*WHAT YOU ARE ASKED TO DO:* The records need to be set down again exactly as they appear.

Items from an interface collection:
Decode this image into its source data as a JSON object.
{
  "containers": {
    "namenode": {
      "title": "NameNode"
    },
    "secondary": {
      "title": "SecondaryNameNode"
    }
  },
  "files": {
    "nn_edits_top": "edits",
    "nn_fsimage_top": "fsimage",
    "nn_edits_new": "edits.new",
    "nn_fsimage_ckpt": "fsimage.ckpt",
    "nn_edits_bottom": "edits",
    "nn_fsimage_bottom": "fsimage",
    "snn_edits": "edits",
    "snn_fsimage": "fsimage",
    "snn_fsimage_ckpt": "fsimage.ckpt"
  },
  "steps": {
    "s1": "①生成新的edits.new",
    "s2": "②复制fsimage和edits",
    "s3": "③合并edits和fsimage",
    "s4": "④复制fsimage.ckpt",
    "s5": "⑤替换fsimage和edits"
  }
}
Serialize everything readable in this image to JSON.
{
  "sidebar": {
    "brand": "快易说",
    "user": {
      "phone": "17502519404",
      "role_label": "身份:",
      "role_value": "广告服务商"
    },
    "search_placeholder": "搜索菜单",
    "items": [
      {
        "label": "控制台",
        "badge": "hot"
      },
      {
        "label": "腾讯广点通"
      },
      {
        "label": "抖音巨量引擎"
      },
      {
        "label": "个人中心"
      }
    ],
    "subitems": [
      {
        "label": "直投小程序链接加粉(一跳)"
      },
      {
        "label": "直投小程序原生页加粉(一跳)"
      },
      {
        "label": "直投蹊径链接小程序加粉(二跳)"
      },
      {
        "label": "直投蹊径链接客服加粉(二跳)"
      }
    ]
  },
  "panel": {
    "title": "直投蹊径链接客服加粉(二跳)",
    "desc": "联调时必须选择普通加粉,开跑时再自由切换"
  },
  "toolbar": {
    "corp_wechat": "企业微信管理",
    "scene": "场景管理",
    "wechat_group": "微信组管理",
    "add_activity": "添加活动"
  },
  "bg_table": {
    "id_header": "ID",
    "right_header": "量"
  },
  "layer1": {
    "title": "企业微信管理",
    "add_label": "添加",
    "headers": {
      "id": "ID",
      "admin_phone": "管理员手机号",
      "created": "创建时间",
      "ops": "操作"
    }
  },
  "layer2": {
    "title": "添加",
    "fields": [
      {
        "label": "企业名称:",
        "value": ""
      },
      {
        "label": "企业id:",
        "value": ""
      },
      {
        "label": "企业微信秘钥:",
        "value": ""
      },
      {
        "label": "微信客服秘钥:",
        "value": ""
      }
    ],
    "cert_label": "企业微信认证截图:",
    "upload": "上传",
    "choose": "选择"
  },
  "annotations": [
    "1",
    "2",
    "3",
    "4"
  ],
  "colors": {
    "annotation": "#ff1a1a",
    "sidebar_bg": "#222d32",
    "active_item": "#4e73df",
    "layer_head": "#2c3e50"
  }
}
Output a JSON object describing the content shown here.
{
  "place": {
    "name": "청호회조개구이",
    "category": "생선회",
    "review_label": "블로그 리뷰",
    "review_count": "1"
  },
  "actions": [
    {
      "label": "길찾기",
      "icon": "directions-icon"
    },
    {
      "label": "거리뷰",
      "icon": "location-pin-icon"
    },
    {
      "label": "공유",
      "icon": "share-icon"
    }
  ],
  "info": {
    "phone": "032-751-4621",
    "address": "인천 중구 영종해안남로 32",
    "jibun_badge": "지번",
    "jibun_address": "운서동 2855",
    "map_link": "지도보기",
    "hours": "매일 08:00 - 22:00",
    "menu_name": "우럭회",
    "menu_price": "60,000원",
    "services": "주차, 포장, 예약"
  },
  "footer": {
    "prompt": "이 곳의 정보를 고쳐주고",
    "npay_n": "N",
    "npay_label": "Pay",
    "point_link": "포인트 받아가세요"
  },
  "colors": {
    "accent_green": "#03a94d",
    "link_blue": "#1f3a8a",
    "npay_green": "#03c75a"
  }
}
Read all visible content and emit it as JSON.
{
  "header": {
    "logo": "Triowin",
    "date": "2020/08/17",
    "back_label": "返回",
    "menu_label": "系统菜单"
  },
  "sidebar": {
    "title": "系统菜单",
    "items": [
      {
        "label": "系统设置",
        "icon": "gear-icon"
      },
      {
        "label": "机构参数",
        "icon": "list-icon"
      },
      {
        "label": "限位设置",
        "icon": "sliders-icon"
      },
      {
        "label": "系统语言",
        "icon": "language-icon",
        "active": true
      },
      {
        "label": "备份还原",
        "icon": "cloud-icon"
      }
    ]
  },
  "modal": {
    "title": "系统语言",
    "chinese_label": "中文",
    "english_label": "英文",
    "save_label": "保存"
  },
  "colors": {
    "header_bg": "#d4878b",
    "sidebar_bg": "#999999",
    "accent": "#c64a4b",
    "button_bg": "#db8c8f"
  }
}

*RESPONSE:*
Decode this image into its source data as a JSON object.
{
  "containers": {
    "namenode": {
      "title": "NameNode"
    },
    "secondary": {
      "title": "SecondaryNameNode"
    }
  },
  "files": {
    "nn_edits_top": "edits",
    "nn_fsimage_top": "fsimage",
    "nn_edits_new": "edits.new",
    "nn_fsimage_ckpt": "fsimage.ckpt",
    "nn_edits_bottom": "edits",
    "nn_fsimage_bottom": "fsimage",
    "snn_edits": "edits",
    "snn_fsimage": "fsimage",
    "snn_fsimage_ckpt": "fsimage.ckpt"
  },
  "steps": {
    "s1": "①生成新的edits.new",
    "s2": "②复制fsimage和edits",
    "s3": "③合并edits和fsimage",
    "s4": "④复制fsimage.ckpt",
    "s5": "⑤替换fsimage和edits"
  }
}
Serialize everything readable in this image to JSON.
{
  "sidebar": {
    "brand": "快易说",
    "user": {
      "phone": "17502519404",
      "role_label": "身份:",
      "role_value": "广告服务商"
    },
    "search_placeholder": "搜索菜单",
    "items": [
      {
        "label": "控制台",
        "badge": "hot"
      },
      {
        "label": "腾讯广点通"
      },
      {
        "label": "抖音巨量引擎"
      },
      {
        "label": "个人中心"
      }
    ],
    "subitems": [
      {
        "label": "直投小程序链接加粉(一跳)"
      },
      {
        "label": "直投小程序原生页加粉(一跳)"
      },
      {
        "label": "直投蹊径链接小程序加粉(二跳)"
      },
      {
        "label": "直投蹊径链接客服加粉(二跳)"
      }
    ]
  },
  "panel": {
    "title": "直投蹊径链接客服加粉(二跳)",
    "desc": "联调时必须选择普通加粉,开跑时再自由切换"
  },
  "toolbar": {
    "corp_wechat": "企业微信管理",
    "scene": "场景管理",
    "wechat_group": "微信组管理",
    "add_activity": "添加活动"
  },
  "bg_table": {
    "id_header": "ID",
    "right_header": "量"
  },
  "layer1": {
    "title": "企业微信管理",
    "add_label": "添加",
    "headers": {
      "id": "ID",
      "admin_phone": "管理员手机号",
      "created": "创建时间",
      "ops": "操作"
    }
  },
  "layer2": {
    "title": "添加",
    "fields": [
      {
        "label": "企业名称:",
        "value": ""
      },
      {
        "label": "企业id:",
        "value": ""
      },
      {
        "label": "企业微信秘钥:",
        "value": ""
      },
      {
        "label": "微信客服秘钥:",
        "value": ""
      }
    ],
    "cert_label": "企业微信认证截图:",
    "upload": "上传",
    "choose": "选择"
  },
  "annotations": [
    "1",
    "2",
    "3",
    "4"
  ],
  "colors": {
    "annotation": "#ff1a1a",
    "sidebar_bg": "#222d32",
    "active_item": "#4e73df",
    "layer_head": "#2c3e50"
  }
}
Output a JSON object describing the content shown here.
{
  "place": {
    "name": "청호회조개구이",
    "category": "생선회",
    "review_label": "블로그 리뷰",
    "review_count": "1"
  },
  "actions": [
    {
      "label": "길찾기",
      "icon": "directions-icon"
    },
    {
      "label": "거리뷰",
      "icon": "location-pin-icon"
    },
    {
      "label": "공유",
      "icon": "share-icon"
    }
  ],
  "info": {
    "phone": "032-751-4621",
    "address": "인천 중구 영종해안남로 32",
    "jibun_badge": "지번",
    "jibun_address": "운서동 2855",
    "map_link": "지도보기",
    "hours": "매일 08:00 - 22:00",
    "menu_name": "우럭회",
    "menu_price": "60,000원",
    "services": "주차, 포장, 예약"
  },
  "footer": {
    "prompt": "이 곳의 정보를 고쳐주고",
    "npay_n": "N",
    "npay_label": "Pay",
    "point_link": "포인트 받아가세요"
  },
  "colors": {
    "accent_green": "#03a94d",
    "link_blue": "#1f3a8a",
    "npay_green": "#03c75a"
  }
}
Read all visible content and emit it as JSON.
{
  "header": {
    "logo": "Triowin",
    "date": "2020/08/17",
    "back_label": "返回",
    "menu_label": "系统菜单"
  },
  "sidebar": {
    "title": "系统菜单",
    "items": [
      {
        "label": "系统设置",
        "icon": "gear-icon"
      },
      {
        "label": "机构参数",
        "icon": "list-icon"
      },
      {
        "label": "限位设置",
        "icon": "sliders-icon"
      },
      {
        "label": "系统语言",
        "icon": "language-icon",
        "active": true
      },
      {
        "label": "备份还原",
        "icon": "cloud-icon"
      }
    ]
  },
  "modal": {
    "title": "系统语言",
    "chinese_label": "中文",
    "english_label": "英文",
    "save_label": "保存"
  },
  "colors": {
    "header_bg": "#d4878b",
    "sidebar_bg": "#999999",
    "accent": "#c64a4b",
    "button_bg": "#db8c8f"
  }
}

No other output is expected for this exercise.